By Leon Suprenant | March 27, 2008
As I conclude this series of posts on same-sex marriage, I want to leave our readers with some positive things they can do to defend traditional marriage.
First, we need to educate ourselves when it comes to same-sex attractions (SSA). I’ve recommended various resources, organizations, and websites throughout this series. If you need somewhere to start, I’d again recommend Dale O’Leary’s new book, One Man, One Woman: A Catholic’s Guide to Defending Marriage (Sophia, 2007), which is available through Emmaus Road Publishing.
Building our own solid knowledge base is especially important in this area, because there are so many myths and so much misinformation out there. We also need to know the Church’s teaching on this subject, which is summarized in Catechism, nos. 2357-59. In communicating this information to others, though, three especially convincing sources of information are (a) personal testimonies, (b) reputable scientists, and (c) the “other side” (but quoted fairly and not out of context).

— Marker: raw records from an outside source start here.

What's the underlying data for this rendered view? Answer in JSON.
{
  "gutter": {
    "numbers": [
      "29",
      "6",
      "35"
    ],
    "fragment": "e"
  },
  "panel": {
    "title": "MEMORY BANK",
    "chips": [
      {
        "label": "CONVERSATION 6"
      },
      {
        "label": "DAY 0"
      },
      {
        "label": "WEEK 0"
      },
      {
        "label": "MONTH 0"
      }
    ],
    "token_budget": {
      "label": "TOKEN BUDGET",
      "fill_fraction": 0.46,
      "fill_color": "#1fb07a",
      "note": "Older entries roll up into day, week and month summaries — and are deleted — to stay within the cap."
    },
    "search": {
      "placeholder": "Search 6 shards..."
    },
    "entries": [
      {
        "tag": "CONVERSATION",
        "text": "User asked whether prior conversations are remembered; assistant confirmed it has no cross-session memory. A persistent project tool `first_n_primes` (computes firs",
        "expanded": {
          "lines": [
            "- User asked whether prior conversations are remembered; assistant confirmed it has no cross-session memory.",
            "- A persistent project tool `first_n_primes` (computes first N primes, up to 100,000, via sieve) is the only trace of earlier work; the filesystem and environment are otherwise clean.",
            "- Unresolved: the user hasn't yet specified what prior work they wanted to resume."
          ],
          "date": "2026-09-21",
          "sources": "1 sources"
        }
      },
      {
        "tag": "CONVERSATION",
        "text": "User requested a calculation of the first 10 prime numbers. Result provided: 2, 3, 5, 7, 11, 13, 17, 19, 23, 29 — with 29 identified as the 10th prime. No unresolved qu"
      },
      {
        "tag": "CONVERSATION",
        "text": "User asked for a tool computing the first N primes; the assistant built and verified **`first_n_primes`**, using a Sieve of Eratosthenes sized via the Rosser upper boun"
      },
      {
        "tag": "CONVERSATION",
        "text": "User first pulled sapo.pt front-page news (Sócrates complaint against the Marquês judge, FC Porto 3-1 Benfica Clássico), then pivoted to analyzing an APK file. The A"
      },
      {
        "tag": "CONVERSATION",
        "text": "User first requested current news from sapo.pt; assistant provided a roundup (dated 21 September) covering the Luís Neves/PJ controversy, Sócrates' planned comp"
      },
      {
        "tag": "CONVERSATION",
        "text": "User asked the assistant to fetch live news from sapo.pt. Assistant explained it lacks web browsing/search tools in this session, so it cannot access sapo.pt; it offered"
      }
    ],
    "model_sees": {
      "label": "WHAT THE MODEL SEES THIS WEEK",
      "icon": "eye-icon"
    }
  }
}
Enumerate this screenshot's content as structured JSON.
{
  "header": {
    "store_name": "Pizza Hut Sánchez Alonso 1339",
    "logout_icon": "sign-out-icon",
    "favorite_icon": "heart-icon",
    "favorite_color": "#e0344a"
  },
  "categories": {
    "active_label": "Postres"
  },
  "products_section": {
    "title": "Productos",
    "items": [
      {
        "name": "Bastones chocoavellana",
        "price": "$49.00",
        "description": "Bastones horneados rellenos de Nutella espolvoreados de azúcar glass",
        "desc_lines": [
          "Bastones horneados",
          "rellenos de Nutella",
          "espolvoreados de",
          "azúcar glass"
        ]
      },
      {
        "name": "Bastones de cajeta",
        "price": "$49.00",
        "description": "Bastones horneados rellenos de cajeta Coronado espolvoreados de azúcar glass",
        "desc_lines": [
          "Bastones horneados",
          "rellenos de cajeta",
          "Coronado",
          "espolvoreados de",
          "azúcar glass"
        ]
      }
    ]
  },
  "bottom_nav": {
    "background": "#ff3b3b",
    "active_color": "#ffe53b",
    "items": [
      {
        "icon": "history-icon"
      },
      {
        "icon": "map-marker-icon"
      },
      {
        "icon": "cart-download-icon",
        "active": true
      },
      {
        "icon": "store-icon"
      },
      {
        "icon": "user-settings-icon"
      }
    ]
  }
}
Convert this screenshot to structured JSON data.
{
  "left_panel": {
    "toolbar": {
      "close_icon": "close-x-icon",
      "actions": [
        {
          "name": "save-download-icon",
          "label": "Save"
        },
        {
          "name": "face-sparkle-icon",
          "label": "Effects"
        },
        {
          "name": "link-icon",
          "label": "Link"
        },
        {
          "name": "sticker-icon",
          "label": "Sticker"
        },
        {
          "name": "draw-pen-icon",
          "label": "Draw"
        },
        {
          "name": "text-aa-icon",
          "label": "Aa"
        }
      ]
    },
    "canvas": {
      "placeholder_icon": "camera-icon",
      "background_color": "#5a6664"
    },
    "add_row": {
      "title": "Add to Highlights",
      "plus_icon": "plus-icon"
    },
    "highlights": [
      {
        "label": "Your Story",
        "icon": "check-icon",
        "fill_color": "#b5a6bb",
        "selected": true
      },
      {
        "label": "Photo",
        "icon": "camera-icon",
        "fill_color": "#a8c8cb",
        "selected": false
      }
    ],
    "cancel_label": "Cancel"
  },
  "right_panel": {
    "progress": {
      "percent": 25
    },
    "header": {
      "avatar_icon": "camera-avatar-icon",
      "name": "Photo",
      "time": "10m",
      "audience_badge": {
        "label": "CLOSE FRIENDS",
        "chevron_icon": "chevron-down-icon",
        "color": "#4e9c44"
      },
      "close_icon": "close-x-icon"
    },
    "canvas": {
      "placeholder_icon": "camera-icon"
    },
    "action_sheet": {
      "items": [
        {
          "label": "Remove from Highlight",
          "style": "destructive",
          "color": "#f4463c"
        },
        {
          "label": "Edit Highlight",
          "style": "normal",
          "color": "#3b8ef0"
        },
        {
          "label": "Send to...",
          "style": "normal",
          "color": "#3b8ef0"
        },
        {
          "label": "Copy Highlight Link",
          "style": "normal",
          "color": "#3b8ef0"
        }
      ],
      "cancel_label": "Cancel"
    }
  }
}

Second, we need to get involved, because traditional marriage is on shaky ground. In 1996, Congress passed Defense of Marriage Act which defined “marriage” and “spouse” as pertaining only to male/female couples, and it provided that no state would be required to recognize a same-sex marriage from another state if that state banned it.
However, all that could change as individual states liberalize their laws and allow for same-sex marriage. Most notably, in a 2003 Massachusetts Supreme Court decision entitled Goodrich vs. Department of Public Health, the state legislature was ordered to amend state law to allow persons of the same sex to marry.
So far, 18 out of 19 states have approved amendments to their own state constitutions, which is something we should support in every state. Even more, we should not give up on an amendment to the federal constitution, as we urge our representatives to make it an issue each election cycle.
In addition, more locally we need to oppose laws that incrementally recognize homosexual activity as a basic civil right. We need to be vigilant when it comes to our local school districts, which in some places implement sex education programs which, beyond the more usual problems associated with such programs, serve to indoctrinate our children such that they will “tolerate” homosexual activity as normal and good behavior. We need to fight pornography and other blights on the sexual mores of our communities. And we need to use blogs, letters to editors, personal conversations, and whatever other influences and contacts we might have to help mold public opinion. And we should support those individuals and organizations (e.g., in the Catholic world, Courage) who are trying to help.
Third, we need to live marriage well. When we do so, not only are our families happier, but it’s then much easier to discern a “real” marriage from the counterfeits that are being thrust upon us. Let’s face it, adultery, divorce, and contraception are widespread problems. Not only do they afflict individual marriages, but they subtly affect our perception of the institution of marriage as a whole. When, conversely, our own marriages bear witness to the fidelity, permanence, and fruitfulness that are an intrinsic part of marriage, it is easier for society to recognize the value and goodness of marriage.
Fourth, above all, this is a spiritual battle. As such, fervent prayer and reception of the sacraments is the single most important thing we can do to be “part of the solution.” And this prayer should be the prayer of the tax collector, not that of the Pharisee who thinks he has it all together and looks down his nose at all the sinners “out there” (cf. Lk. 18:9-14). Rather, our own personal renewal, the removal of the planks from our own eyes, must be the starting point.
Then, in reaching out to our hurting world we need all the virtues, especially the virtue of charity. When our charity is directed toward those who are mired in serious sin, it should be expressed as mercy and compassion, and certainly not as disdain. We are always striving to lift up, not put down.
I think this last point is something I need to reflect on more and more in my own life, especially this week as we approach Divine Mercy Sunday.